AVAILABLE DATA:
::::
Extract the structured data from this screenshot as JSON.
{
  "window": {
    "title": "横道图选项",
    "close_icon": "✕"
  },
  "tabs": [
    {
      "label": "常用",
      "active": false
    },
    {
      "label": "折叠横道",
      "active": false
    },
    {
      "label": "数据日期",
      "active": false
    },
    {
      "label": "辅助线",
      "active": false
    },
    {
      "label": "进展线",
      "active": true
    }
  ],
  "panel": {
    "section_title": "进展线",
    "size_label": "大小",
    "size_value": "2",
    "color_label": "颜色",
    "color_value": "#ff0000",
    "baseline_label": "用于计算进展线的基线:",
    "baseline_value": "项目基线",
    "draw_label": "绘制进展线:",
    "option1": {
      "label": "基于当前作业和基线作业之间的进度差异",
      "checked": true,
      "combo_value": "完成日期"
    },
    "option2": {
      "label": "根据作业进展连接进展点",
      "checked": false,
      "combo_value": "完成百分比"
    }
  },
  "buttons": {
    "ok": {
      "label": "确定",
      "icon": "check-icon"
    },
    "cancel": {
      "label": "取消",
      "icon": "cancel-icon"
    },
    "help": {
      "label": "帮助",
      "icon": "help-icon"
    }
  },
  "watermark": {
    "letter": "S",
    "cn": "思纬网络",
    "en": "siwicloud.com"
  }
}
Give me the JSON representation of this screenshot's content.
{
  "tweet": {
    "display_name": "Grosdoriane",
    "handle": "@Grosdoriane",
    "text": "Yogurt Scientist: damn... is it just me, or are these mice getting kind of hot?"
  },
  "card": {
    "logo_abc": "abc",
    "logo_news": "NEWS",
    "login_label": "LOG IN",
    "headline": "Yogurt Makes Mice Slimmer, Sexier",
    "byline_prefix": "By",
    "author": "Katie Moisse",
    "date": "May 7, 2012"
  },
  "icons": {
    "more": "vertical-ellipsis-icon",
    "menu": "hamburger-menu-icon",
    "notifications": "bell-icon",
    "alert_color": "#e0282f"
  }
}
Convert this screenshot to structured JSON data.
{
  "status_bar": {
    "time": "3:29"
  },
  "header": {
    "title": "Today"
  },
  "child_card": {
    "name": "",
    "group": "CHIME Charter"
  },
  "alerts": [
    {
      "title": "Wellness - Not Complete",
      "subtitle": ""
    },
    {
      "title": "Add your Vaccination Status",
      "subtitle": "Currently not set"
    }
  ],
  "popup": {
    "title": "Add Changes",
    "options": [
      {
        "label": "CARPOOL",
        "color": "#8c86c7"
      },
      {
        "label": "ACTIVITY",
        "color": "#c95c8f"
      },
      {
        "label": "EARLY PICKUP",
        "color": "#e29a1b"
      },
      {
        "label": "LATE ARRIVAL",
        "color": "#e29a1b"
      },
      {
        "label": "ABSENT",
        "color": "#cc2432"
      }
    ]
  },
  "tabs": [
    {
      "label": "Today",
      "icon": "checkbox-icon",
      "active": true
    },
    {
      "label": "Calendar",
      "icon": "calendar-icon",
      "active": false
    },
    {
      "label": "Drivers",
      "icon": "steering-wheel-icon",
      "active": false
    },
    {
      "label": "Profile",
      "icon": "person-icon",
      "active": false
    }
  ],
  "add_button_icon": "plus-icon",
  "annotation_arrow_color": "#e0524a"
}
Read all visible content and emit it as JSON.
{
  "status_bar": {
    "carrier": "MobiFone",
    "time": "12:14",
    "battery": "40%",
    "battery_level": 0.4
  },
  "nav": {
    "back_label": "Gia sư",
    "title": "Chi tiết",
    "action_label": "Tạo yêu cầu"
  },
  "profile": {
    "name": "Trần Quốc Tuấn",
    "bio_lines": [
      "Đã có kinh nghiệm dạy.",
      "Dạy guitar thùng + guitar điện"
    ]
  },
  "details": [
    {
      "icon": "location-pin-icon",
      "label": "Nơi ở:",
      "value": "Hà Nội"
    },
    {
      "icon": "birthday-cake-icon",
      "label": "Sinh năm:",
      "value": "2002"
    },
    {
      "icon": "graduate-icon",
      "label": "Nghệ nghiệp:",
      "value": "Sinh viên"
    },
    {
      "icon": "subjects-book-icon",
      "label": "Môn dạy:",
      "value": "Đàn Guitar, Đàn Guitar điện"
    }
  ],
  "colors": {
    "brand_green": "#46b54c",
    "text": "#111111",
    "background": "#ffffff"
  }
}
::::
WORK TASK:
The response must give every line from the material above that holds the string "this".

RESPONSE BELOW:
Extract the structured data from this screenshot as JSON.
Give me the JSON representation of this screenshot's content.
Convert this screenshot to structured JSON data.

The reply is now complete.